This winter could see a surge in cases of a common young children’s illness which can lead to hospital treatment and sometimes even death, a charity has warned.
Respiratory Syncytial Virus (RSV) is already ‘rife’ because of lowered immunity in the population, the British Lung Foundation (BLF) has said.
The charity has already seen a 400% rise in calls to its helpline from parents worried about their child having breathing difficulties.
Cases of the condition, which is common in babies and children, usually peak in January, but there were few infections last year when there were lockdowns in place.
The BLF said it was concerned that this year children will have “much lower immunity” at a time when the NHS is already under extreme pressure.
Risk of hospitalisation
Almost all children will have had the virus, which may cause a cough or cold, by the time they are two years old.
For some, RSV can lead to bronchiolitis – an inflammatory infection of the lower airways which can make it hard to breathe.
Initially, bronchiolitis resembles a common cold but can develop over a few days into a high temperature, a dry and persistent cough, difficulty feeding, and wheezing.
While many cases clear up in two to three weeks, a number of children need hospital admission.
The BLF said that over the past three months an estimated 1,000 children have needed hospital care in England alone.
New guidance for parents
It has issued new guidance for parents which includes asking anyone who has a cough or cold to stay away from young children, making sure that anyone who handles their child washes their hands regularly and not smoking around young children and babies.
Dr Andy Whittamore, clinical lead at the British Lung Foundation, said: “In general practice, we are seeing a lot of children with coughs and viruses that weren’t circulating last year and so their immunity is lowered.
“Doctors on the ground are concerned that alongside a rapid increase in cases of COVID-19, we are also going to see a surge in diseases like bronchiolitis.
“Like most other colds and viruses, RSV starts with a blocked or runny nose and can progress to cause a cough, fever and sometimes breathing difficulties.
“The good news is that for most children it will be mild and will clear in a few days without any treatment.
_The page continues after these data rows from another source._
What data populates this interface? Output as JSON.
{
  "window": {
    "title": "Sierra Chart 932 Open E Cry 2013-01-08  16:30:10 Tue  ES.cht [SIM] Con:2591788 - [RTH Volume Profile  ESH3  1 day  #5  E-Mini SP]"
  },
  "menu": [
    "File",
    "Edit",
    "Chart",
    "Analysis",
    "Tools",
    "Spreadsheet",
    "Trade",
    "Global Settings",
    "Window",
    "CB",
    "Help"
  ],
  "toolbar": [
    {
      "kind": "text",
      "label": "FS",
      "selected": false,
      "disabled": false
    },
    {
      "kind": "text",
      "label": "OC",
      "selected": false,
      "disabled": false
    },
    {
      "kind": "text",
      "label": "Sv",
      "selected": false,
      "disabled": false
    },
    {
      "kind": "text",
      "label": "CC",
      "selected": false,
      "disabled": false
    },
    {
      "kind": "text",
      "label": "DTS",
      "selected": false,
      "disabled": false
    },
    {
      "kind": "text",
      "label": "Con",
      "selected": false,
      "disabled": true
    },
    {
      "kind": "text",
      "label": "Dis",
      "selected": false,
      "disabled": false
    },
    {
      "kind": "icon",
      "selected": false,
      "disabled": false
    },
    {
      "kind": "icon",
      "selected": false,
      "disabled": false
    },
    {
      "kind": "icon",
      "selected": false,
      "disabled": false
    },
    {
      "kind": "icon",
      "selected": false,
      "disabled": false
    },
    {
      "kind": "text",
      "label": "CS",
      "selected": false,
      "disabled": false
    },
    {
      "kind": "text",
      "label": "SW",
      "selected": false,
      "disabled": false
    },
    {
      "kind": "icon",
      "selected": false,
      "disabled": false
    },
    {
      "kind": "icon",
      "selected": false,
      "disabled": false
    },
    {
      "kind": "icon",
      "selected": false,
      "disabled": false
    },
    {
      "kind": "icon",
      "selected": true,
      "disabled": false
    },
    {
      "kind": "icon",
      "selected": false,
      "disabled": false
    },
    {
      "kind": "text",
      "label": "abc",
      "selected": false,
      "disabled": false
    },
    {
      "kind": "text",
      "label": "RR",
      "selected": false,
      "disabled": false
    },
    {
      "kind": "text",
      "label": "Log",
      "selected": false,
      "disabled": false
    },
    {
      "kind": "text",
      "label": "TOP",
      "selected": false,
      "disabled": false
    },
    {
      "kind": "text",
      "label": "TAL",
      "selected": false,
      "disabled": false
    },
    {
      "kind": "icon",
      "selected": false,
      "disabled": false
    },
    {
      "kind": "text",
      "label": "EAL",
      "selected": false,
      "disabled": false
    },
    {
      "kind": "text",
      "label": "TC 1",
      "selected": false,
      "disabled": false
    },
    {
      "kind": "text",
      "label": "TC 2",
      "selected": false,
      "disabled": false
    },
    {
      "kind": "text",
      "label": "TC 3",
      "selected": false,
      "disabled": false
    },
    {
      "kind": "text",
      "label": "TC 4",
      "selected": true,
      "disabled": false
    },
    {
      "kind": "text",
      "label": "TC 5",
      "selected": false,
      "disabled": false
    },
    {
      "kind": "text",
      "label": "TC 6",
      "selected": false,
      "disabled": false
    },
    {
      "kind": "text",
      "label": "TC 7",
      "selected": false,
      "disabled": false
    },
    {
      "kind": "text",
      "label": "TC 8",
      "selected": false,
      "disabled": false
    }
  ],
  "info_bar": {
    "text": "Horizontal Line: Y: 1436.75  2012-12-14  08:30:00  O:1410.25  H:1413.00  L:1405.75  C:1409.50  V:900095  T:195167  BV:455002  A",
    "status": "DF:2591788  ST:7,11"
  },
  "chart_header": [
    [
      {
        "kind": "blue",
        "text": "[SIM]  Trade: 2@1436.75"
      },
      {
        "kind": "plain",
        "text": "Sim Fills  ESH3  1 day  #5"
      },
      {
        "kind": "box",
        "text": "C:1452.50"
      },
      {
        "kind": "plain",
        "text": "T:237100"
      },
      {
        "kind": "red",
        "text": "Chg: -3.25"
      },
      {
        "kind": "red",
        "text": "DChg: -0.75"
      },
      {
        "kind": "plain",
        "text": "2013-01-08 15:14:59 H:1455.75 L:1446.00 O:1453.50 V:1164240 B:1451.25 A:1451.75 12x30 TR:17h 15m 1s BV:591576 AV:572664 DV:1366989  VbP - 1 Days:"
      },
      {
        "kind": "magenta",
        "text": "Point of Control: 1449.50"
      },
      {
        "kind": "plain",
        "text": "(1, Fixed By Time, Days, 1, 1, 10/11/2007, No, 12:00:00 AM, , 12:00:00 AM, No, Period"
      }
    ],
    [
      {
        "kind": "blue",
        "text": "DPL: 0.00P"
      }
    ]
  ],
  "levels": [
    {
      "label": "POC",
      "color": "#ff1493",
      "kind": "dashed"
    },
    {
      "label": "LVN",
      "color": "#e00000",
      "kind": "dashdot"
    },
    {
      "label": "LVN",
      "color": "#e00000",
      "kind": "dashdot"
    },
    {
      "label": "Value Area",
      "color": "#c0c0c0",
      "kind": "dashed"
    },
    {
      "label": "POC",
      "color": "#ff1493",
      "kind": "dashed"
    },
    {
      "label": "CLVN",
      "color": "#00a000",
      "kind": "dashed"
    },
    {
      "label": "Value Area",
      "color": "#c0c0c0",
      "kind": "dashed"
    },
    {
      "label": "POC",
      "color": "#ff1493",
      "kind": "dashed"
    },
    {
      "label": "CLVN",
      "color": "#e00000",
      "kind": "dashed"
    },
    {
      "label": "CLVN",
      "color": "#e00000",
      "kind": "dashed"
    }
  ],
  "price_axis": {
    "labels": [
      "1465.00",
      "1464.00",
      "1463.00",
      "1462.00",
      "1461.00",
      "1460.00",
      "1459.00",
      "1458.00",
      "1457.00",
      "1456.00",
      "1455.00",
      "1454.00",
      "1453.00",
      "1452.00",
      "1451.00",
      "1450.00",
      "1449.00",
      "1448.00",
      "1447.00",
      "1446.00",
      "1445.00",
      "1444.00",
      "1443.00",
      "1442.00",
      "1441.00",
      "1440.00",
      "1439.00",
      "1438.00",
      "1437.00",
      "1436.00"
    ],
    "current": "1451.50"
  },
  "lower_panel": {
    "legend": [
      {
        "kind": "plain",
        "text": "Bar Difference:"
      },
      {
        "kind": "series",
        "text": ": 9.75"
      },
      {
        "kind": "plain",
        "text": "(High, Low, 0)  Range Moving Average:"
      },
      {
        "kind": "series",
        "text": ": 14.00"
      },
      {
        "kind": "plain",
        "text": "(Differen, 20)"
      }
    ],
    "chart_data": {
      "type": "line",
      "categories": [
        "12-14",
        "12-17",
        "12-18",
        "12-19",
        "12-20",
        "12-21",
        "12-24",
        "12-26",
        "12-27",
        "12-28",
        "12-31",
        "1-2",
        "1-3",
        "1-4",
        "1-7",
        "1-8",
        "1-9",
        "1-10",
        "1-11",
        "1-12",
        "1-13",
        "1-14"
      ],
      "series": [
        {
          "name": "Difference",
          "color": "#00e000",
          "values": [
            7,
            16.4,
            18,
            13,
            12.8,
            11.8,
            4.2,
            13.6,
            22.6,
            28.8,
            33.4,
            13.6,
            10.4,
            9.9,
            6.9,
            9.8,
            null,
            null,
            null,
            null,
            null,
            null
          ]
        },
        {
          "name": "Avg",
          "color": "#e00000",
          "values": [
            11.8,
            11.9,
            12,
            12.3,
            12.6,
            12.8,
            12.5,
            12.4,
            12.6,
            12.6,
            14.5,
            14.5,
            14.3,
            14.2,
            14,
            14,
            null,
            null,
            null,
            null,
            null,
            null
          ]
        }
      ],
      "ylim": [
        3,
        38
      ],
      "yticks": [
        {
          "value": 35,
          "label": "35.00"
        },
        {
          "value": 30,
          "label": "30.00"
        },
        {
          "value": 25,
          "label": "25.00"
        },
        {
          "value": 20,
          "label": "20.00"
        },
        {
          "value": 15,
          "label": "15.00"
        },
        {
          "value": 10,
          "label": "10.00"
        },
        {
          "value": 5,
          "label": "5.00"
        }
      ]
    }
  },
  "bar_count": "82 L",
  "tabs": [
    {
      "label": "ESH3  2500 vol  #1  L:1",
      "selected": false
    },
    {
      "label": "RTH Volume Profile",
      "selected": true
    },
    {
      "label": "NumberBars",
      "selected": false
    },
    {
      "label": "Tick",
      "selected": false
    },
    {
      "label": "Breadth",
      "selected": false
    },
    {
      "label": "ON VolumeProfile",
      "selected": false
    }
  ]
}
Sometimes a cough might drag on for a few weeks.
“It is extremely rare for a well child to die of bronchiolitis, but there are some who will need medical help, although that is still unusual.”